In my December 16 blog post I described the tripod upon which the Sailing Science Center stands. The legs of the tripod are technology, leadership and stewardship. These are fundamental values we are promoting to create lasting change in the world. Why these three? Let me tell you. Technology and science are what will be needed to provide solutions in the areas of energy, transportation, food production and waste management. Leadership will be needed to provide the commitment, courage and direction to implement those solutions. Stewardship, or more accurately the sense of stewardship, is what provides us with the purpose we need to drive our actions forward. Today I will focus on stewardship, what it is, why it matters and where it comes from.

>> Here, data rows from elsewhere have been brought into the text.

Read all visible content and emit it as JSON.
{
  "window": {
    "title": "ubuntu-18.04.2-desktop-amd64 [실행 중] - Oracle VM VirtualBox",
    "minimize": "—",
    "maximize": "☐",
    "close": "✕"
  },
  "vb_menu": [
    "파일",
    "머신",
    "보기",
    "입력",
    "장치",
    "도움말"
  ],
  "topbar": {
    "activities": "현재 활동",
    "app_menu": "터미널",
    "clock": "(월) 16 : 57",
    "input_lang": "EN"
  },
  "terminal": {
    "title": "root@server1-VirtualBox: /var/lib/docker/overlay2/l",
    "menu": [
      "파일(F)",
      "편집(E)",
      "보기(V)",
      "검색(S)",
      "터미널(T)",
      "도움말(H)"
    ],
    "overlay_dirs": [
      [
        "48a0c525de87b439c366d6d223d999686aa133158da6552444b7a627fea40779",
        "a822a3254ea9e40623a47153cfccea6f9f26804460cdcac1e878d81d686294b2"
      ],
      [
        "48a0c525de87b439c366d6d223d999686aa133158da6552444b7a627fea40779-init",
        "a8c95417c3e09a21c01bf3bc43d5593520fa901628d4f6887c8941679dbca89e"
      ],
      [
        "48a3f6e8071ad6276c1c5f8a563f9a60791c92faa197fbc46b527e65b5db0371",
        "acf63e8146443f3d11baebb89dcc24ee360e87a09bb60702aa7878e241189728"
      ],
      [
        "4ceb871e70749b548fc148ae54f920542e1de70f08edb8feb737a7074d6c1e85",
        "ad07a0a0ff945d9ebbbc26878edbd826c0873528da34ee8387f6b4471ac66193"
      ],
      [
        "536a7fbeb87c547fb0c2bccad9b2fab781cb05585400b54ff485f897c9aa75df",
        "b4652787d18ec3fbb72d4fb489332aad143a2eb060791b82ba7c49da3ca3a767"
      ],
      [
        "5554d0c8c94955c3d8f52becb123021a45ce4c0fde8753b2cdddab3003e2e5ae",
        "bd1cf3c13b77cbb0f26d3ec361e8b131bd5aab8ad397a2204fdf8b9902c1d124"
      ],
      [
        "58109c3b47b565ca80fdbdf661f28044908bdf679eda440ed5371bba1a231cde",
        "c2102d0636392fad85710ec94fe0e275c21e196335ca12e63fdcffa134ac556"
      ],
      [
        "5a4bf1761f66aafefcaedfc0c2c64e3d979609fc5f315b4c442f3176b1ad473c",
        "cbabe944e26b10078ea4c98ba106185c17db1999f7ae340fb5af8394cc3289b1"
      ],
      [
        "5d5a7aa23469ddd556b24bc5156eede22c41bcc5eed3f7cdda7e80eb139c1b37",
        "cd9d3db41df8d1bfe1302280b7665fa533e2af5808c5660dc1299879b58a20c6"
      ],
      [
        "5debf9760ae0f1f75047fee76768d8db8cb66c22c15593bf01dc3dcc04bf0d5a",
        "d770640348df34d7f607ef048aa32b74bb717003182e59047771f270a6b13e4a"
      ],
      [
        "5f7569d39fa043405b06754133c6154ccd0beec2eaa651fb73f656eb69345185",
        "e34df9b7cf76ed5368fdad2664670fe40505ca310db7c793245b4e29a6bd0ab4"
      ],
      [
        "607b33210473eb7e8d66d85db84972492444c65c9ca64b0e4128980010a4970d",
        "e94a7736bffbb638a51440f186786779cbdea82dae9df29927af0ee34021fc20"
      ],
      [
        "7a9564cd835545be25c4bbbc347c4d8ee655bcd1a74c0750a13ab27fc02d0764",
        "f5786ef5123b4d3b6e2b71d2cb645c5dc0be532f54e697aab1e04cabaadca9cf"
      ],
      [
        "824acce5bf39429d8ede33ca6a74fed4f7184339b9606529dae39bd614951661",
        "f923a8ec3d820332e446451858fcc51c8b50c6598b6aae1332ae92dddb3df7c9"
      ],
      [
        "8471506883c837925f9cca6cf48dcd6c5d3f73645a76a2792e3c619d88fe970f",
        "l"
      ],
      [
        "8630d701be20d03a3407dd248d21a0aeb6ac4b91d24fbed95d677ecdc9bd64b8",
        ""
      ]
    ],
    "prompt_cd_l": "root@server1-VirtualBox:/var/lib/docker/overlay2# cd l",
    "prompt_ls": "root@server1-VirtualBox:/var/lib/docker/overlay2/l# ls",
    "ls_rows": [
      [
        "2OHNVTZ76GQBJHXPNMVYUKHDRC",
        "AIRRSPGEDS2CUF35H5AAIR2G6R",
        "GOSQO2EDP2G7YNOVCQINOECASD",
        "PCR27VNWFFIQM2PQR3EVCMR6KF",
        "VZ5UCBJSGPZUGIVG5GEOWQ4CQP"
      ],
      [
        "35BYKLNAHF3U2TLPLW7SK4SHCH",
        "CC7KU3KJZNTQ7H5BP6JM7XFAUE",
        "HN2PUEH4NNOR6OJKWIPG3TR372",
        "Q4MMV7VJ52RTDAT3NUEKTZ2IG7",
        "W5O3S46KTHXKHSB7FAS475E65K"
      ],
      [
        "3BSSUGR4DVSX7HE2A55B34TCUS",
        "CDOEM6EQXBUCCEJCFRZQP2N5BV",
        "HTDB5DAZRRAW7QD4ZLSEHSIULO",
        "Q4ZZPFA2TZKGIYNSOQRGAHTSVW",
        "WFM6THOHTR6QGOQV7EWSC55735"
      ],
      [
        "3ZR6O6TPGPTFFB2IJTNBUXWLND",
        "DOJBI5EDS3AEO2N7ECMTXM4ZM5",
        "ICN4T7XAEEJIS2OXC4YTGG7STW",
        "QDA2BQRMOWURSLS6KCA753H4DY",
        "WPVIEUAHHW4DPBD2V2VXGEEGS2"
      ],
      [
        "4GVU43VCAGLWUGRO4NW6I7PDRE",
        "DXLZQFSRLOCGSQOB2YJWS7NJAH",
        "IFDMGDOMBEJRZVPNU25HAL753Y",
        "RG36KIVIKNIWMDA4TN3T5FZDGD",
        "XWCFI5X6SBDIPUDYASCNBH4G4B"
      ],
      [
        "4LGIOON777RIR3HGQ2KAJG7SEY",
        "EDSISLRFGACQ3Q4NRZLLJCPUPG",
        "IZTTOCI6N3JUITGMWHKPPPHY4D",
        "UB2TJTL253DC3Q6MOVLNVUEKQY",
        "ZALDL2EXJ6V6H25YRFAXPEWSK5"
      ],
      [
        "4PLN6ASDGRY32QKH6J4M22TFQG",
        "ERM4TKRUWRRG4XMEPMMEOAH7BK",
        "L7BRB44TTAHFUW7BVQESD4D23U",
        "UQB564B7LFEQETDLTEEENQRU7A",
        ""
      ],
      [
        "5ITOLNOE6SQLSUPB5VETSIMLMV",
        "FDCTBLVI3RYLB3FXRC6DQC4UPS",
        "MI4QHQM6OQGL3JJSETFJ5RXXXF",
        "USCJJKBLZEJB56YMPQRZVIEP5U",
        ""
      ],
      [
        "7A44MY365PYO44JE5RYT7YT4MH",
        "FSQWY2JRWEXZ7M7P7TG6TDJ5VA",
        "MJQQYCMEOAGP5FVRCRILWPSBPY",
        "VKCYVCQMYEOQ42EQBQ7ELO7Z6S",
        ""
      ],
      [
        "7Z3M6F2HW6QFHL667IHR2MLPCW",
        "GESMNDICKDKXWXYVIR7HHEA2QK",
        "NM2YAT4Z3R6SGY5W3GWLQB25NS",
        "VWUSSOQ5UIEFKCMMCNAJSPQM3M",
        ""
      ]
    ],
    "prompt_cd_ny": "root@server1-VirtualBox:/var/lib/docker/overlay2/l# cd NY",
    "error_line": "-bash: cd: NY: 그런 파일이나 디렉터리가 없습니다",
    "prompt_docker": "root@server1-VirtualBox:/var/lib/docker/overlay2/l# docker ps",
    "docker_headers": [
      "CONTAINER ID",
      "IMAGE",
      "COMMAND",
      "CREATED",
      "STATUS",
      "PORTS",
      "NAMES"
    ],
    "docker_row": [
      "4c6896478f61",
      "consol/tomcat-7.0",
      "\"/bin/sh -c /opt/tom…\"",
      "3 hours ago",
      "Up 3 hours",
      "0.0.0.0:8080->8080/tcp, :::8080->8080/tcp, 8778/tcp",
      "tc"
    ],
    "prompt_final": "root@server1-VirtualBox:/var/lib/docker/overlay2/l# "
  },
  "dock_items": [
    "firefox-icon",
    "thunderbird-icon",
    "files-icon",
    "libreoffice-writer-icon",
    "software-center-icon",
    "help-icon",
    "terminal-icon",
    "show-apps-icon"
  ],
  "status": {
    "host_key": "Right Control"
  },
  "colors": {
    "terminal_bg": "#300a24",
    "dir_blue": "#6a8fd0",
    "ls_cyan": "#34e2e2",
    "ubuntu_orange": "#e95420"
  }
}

What is Stewardship? According to Merriam-Webster, stewardship is the conducting, supervising or managing of something, especially: the careful and responsible management of something entrusted to one’s care. In other words, taking care of that which is entrusted to us. So we might ask, what has been entrusted to us and for whom are we stewarding it? To this I will answer, no less than the world has been entrusted to us and we are stewarding it for future generations, not just of people, but of all life on the planet. In theology there is also a strong concept of stewardship, in which people are responsible for taking care of the world. The pillars of biblical stewardship are ownership, responsibility, accountability and reward. I believe those same pillars apply from a secular perspective.
Two months ago I got a call from someone I knew, asking if he could borrow the life raft from my boat for a trip to Mexico. He was ready to check out of the rat race, take his winnings and retire. The conversation progressed to Elon Musk and his plans to use Mars as a planetary life raft if the ship called Earth goes down. I invoked the old sailor’s maxim that one should always step up into a life raft, meaning you should only get into a life raft when your ship sinks out from under you, never while it is still floating. Your ship contains your food, your water, your shelter and all your tools and equipment. It is by far your best chance for survival.
Mars doesn't even come close to the spectacular conditions we have for life on Earth.
While I believe in having a life raft, I also believe most of our energy should be on keeping the boat afloat. My friend didn’t care. He had gotten his, and he figured he would be dead before things really hit the fan. “What about your 14-year-old son?” I asked. “Sorry! We f****d it up; he’s on his own.” he replied. There are many who share this outlook: people with the view that I got mine.
I choose, instead, to think of the blessings we have had, of past generations who gave their lives for our future, and of future generations who are counting on us. Here we find the dichotomy—the tension—and what I think is the essence of being human. It is the never-ending battle between acting in self-interest and acting for the collective good. Both are necessary, but a proper balance is needed.
Why it Matters If we don’t take ownership of our world, we are left to thinking that it’s someone else’s job. We take our chances and are subject to whatever happens, for better or worse. When we take ownership, we empower ourselves and can help guide the course of our future toward what we choose. This gives us direction and hope. When we work collectively it connects us and fulfills our greatest needs in ways that material things always fail to do. Therein lies the reward, not just for ourselves, but for our sons and daughters.
Where Does a Sense of Stewardship Come From? One can be cast into the role of a steward, as we all have through our very existence, but this does not give us a sense of stewardship. Stewardship is a choice. Most often that choice will come from an appreciation of what it is that you are stewarding. Imagine that you have been given responsibility for a house. It’s your job to pay the bills for the mortgage and the insurance. It’s also your job to manage the maintenance, the garbage service and the utilities. But you’ve only seen one room of the house; the cost of maintenance seems high. Your interest in it is low, and you resent the bills you must pay. Now, one day, you are told the house is yours! You are given a tour and see that it is a magnificent house with many rooms, each one spectacular in its own way. It excites your heart, and you say “This is special. I must take care of this.” And so it is for stewardship of our planet. When we see the redwoods, or go to the Grand Canyon, or spend time on and under the ocean, it excites the heart makes us say, “This is special. I must take care of this.”
Stewardship and Leadership Stewardship and leadership are closely connected. This connection comes back to the fundamental tension of what it is to be human—the ongoing battle between self-interest and acting for the collective good. A good steward is looking after the world not just for his own interest, but for the interest of everyone, including those who have yet to be born, as though he would be the beneficiary. And in a way, he is, because the people who came before him took care of it for his benefit. Similarly, a good leader is looking out for the collective good of his followers, guiding them in ways that serve the many, but also receiving the benefits from the fulfillment that creates a life worth living.